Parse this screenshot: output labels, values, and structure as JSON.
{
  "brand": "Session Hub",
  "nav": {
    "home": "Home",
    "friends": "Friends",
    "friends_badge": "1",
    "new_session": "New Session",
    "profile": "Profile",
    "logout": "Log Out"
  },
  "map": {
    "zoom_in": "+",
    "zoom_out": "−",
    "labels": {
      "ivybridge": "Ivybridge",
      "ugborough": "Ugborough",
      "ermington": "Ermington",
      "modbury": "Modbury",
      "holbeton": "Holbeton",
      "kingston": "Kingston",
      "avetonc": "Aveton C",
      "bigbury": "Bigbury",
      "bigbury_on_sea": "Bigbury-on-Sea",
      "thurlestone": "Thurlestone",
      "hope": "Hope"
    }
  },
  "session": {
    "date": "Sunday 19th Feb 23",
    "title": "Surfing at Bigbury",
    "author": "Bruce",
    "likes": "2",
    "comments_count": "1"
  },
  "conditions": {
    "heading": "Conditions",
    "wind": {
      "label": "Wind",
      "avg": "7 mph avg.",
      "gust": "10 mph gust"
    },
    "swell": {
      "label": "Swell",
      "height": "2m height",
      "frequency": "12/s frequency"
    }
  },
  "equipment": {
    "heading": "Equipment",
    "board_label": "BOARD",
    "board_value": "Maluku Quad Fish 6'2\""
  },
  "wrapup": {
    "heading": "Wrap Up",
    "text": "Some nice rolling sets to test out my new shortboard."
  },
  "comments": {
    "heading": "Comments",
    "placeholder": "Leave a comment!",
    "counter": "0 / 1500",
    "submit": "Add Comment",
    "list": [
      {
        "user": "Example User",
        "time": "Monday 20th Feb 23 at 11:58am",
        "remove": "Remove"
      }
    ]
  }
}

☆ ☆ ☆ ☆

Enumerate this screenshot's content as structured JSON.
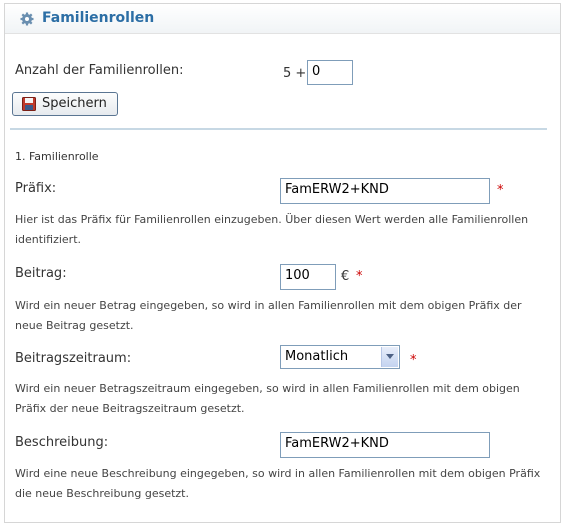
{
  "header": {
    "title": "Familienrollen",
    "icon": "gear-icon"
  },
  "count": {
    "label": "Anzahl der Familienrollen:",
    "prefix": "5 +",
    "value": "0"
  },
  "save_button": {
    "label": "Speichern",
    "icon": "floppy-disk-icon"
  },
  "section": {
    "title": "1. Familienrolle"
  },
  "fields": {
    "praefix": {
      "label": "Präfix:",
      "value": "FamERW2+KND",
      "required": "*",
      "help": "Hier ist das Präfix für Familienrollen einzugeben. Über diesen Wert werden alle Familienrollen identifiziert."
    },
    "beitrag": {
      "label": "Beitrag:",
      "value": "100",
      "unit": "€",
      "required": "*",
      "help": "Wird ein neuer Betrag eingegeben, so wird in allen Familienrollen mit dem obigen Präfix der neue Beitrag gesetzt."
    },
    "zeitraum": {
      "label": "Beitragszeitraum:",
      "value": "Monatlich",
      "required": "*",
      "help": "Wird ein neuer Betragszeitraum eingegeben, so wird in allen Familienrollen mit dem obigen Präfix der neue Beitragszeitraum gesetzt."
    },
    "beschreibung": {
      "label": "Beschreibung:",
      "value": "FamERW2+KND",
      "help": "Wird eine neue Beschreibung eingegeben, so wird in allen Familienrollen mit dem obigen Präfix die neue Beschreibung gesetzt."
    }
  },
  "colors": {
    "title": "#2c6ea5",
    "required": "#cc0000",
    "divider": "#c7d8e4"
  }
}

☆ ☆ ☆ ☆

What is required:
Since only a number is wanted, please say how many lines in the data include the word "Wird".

Problem solution:
3